• Source information:
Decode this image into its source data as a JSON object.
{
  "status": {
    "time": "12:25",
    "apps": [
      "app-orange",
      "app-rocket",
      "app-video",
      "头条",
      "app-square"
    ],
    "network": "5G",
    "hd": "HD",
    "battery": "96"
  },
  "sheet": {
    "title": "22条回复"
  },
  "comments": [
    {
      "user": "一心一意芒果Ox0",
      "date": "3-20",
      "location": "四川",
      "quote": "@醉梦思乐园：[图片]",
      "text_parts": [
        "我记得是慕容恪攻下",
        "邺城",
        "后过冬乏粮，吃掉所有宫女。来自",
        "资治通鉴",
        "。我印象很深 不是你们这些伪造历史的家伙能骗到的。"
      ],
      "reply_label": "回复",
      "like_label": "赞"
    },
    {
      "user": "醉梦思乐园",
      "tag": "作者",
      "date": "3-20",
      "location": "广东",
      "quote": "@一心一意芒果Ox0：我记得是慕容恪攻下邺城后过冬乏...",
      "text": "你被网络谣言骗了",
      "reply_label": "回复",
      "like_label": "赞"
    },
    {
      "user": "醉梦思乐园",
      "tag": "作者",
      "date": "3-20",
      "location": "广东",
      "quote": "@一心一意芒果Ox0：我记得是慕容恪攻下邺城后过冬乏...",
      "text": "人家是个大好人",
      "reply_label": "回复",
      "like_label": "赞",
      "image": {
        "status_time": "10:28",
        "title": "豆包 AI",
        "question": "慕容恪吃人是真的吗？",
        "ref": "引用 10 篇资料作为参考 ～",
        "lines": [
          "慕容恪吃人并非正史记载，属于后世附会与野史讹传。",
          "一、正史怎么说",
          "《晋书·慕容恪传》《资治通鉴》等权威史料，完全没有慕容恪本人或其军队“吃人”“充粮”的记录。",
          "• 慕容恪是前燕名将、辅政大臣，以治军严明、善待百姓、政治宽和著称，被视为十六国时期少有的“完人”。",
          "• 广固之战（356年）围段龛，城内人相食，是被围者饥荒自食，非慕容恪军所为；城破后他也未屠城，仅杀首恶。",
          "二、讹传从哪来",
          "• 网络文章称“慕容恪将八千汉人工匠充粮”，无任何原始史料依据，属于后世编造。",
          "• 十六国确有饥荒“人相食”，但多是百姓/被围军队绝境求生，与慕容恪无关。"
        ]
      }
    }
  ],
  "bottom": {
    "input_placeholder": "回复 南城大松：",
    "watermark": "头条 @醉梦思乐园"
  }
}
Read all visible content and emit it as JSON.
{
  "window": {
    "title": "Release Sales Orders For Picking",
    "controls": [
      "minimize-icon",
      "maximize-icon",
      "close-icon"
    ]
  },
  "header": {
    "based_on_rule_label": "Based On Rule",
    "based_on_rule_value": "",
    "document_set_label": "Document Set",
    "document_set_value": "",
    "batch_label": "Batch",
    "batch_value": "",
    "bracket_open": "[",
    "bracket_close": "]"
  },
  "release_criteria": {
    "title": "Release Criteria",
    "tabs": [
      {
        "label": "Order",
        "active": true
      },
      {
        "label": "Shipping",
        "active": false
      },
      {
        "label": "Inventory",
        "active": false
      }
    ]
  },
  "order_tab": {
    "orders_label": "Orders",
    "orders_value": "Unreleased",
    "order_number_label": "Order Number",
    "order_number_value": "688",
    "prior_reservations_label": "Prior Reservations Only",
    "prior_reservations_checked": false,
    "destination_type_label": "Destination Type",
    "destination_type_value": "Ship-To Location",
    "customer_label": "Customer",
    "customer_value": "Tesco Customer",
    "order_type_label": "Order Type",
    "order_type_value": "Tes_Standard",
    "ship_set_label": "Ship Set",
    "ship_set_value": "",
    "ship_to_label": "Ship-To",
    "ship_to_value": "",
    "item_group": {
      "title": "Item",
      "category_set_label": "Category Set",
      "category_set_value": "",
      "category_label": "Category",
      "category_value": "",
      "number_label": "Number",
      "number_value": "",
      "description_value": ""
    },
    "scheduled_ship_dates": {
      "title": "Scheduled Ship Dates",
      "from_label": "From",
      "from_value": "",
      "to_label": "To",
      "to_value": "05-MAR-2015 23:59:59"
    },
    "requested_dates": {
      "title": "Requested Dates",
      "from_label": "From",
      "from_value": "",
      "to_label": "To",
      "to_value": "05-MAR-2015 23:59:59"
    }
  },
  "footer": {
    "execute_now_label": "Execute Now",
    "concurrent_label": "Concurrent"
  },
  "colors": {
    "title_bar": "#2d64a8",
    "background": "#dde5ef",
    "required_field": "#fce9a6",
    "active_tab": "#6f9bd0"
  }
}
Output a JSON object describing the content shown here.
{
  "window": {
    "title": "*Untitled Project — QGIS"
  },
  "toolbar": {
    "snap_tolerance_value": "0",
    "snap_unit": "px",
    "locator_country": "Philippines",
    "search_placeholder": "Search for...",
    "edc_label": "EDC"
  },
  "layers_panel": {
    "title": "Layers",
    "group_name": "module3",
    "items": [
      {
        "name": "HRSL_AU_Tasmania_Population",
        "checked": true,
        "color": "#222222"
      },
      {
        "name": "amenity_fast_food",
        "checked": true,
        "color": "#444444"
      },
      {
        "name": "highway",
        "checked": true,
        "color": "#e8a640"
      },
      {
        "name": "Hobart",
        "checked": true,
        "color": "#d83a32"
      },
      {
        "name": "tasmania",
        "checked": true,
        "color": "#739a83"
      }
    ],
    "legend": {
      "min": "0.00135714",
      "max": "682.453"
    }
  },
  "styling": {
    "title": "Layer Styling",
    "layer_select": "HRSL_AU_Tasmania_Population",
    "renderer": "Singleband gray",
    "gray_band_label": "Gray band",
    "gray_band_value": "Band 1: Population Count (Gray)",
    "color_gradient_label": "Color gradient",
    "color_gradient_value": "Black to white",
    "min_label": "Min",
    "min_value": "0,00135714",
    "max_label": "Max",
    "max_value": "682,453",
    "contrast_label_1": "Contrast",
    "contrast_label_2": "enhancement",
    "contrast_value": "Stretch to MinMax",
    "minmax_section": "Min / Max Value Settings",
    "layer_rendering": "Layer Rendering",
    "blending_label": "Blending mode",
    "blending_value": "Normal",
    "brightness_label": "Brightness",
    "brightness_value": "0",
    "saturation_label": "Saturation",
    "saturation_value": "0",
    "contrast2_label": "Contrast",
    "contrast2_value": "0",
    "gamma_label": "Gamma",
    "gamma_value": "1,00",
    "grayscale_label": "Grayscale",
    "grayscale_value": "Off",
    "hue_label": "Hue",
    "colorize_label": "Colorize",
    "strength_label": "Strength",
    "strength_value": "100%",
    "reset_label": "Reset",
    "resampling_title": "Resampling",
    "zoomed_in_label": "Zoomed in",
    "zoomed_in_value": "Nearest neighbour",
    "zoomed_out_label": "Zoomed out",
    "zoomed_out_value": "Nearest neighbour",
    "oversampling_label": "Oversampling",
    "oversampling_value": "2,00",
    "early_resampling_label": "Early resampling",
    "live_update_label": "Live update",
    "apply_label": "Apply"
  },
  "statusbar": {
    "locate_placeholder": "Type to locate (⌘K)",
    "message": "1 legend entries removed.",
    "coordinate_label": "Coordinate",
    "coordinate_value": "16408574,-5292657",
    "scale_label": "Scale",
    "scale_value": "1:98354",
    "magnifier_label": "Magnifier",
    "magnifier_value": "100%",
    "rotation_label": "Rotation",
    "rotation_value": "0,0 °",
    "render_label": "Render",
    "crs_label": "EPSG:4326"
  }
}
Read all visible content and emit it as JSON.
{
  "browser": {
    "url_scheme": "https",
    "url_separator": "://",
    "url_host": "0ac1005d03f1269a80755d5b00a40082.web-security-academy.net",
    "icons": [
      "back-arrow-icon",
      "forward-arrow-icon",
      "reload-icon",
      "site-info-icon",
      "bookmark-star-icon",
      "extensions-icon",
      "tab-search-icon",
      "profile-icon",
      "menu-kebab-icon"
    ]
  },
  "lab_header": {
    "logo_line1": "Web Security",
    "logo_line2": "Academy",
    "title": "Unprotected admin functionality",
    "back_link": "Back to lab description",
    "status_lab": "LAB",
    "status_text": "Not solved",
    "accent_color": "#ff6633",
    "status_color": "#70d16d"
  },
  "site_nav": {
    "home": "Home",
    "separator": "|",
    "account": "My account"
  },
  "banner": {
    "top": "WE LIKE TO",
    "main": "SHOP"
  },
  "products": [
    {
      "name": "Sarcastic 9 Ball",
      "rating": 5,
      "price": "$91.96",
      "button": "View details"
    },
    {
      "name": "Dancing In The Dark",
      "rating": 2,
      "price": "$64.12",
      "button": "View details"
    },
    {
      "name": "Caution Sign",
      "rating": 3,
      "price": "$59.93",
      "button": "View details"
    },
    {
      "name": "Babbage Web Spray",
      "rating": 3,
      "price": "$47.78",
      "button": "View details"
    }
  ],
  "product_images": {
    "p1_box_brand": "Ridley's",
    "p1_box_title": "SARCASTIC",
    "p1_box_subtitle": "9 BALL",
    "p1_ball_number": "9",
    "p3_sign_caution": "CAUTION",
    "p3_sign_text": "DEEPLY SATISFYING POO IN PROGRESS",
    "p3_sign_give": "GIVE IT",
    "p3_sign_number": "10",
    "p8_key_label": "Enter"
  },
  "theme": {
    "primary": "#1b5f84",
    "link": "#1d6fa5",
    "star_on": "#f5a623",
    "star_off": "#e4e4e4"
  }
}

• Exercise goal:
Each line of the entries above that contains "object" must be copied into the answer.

• Answer box:
Decode this image into its source data as a JSON object.
Output a JSON object describing the content shown here.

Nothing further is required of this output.